* **INSTRUCTIONS FOR THE TASK**: The response must contain the complete data, printed exactly.

* **MATERIAL FOR THIS EXERCISE**:
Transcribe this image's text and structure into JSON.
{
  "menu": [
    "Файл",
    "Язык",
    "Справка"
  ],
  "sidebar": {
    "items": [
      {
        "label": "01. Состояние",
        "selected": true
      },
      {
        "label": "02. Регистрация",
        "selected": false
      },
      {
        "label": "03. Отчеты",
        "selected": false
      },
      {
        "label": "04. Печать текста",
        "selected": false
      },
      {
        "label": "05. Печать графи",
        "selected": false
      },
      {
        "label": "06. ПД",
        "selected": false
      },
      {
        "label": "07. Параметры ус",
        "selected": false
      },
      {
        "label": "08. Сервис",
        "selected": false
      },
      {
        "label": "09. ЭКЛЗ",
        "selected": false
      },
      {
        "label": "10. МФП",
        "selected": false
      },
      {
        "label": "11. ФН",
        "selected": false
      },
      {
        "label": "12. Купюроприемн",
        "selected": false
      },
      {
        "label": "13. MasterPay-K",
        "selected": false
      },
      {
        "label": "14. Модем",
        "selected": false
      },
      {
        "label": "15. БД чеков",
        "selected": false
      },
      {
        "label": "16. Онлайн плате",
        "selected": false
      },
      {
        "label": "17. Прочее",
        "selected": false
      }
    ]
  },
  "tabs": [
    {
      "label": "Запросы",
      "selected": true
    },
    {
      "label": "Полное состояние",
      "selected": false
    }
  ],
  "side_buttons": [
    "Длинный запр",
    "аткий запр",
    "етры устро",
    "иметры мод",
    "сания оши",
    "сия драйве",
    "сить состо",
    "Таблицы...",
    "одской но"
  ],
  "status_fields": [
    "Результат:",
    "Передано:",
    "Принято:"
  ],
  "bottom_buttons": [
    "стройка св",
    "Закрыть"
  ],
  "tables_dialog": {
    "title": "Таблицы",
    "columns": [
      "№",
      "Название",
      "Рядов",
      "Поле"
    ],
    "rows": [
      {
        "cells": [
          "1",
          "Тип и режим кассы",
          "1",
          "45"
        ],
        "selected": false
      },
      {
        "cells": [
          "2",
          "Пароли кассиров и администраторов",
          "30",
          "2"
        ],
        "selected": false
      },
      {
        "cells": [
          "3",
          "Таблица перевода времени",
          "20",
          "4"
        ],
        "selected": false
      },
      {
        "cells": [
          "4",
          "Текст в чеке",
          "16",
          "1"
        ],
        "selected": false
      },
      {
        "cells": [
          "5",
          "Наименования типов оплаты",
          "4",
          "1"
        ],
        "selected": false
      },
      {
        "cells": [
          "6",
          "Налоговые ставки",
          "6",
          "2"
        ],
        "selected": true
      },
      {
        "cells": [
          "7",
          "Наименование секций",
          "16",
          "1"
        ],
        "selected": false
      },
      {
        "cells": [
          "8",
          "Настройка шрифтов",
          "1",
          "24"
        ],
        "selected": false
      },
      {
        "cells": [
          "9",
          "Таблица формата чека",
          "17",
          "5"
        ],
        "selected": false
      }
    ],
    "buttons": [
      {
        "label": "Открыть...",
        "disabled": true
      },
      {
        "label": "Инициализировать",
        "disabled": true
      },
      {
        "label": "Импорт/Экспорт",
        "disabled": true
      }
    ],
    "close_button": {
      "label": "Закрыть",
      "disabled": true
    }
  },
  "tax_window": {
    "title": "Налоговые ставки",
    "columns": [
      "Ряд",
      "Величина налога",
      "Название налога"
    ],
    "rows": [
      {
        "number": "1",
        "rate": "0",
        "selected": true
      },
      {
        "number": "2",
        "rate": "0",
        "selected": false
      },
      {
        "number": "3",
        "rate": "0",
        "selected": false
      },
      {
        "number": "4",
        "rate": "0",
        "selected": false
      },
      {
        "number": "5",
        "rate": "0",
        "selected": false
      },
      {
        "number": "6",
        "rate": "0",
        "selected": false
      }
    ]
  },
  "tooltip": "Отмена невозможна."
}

* **PROBLEM SOLUTION**:
Transcribe this image's text and structure into JSON.
{
  "menu": [
    "Файл",
    "Язык",
    "Справка"
  ],
  "sidebar": {
    "items": [
      {
        "label": "01. Состояние",
        "selected": true
      },
      {
        "label": "02. Регистрация",
        "selected": false
      },
      {
        "label": "03. Отчеты",
        "selected": false
      },
      {
        "label": "04. Печать текста",
        "selected": false
      },
      {
        "label": "05. Печать графи",
        "selected": false
      },
      {
        "label": "06. ПД",
        "selected": false
      },
      {
        "label": "07. Параметры ус",
        "selected": false
      },
      {
        "label": "08. Сервис",
        "selected": false
      },
      {
        "label": "09. ЭКЛЗ",
        "selected": false
      },
      {
        "label": "10. МФП",
        "selected": false
      },
      {
        "label": "11. ФН",
        "selected": false
      },
      {
        "label": "12. Купюроприемн",
        "selected": false
      },
      {
        "label": "13. MasterPay-K",
        "selected": false
      },
      {
        "label": "14. Модем",
        "selected": false
      },
      {
        "label": "15. БД чеков",
        "selected": false
      },
      {
        "label": "16. Онлайн плате",
        "selected": false
      },
      {
        "label": "17. Прочее",
        "selected": false
      }
    ]
  },
  "tabs": [
    {
      "label": "Запросы",
      "selected": true
    },
    {
      "label": "Полное состояние",
      "selected": false
    }
  ],
  "side_buttons": [
    "Длинный запр",
    "аткий запр",
    "етры устро",
    "иметры мод",
    "сания оши",
    "сия драйве",
    "сить состо",
    "Таблицы...",
    "одской но"
  ],
  "status_fields": [
    "Результат:",
    "Передано:",
    "Принято:"
  ],
  "bottom_buttons": [
    "стройка св",
    "Закрыть"
  ],
  "tables_dialog": {
    "title": "Таблицы",
    "columns": [
      "№",
      "Название",
      "Рядов",
      "Поле"
    ],
    "rows": [
      {
        "cells": [
          "1",
          "Тип и режим кассы",
          "1",
          "45"
        ],
        "selected": false
      },
      {
        "cells": [
          "2",
          "Пароли кассиров и администраторов",
          "30",
          "2"
        ],
        "selected": false
      },
      {
        "cells": [
          "3",
          "Таблица перевода времени",
          "20",
          "4"
        ],
        "selected": false
      },
      {
        "cells": [
          "4",
          "Текст в чеке",
          "16",
          "1"
        ],
        "selected": false
      },
      {
        "cells": [
          "5",
          "Наименования типов оплаты",
          "4",
          "1"
        ],
        "selected": false
      },
      {
        "cells": [
          "6",
          "Налоговые ставки",
          "6",
          "2"
        ],
        "selected": true
      },
      {
        "cells": [
          "7",
          "Наименование секций",
          "16",
          "1"
        ],
        "selected": false
      },
      {
        "cells": [
          "8",
          "Настройка шрифтов",
          "1",
          "24"
        ],
        "selected": false
      },
      {
        "cells": [
          "9",
          "Таблица формата чека",
          "17",
          "5"
        ],
        "selected": false
      }
    ],
    "buttons": [
      {
        "label": "Открыть...",
        "disabled": true
      },
      {
        "label": "Инициализировать",
        "disabled": true
      },
      {
        "label": "Импорт/Экспорт",
        "disabled": true
      }
    ],
    "close_button": {
      "label": "Закрыть",
      "disabled": true
    }
  },
  "tax_window": {
    "title": "Налоговые ставки",
    "columns": [
      "Ряд",
      "Величина налога",
      "Название налога"
    ],
    "rows": [
      {
        "number": "1",
        "rate": "0",
        "selected": true
      },
      {
        "number": "2",
        "rate": "0",
        "selected": false
      },
      {
        "number": "3",
        "rate": "0",
        "selected": false
      },
      {
        "number": "4",
        "rate": "0",
        "selected": false
      },
      {
        "number": "5",
        "rate": "0",
        "selected": false
      },
      {
        "number": "6",
        "rate": "0",
        "selected": false
      }
    ]
  },
  "tooltip": "Отмена невозможна."
}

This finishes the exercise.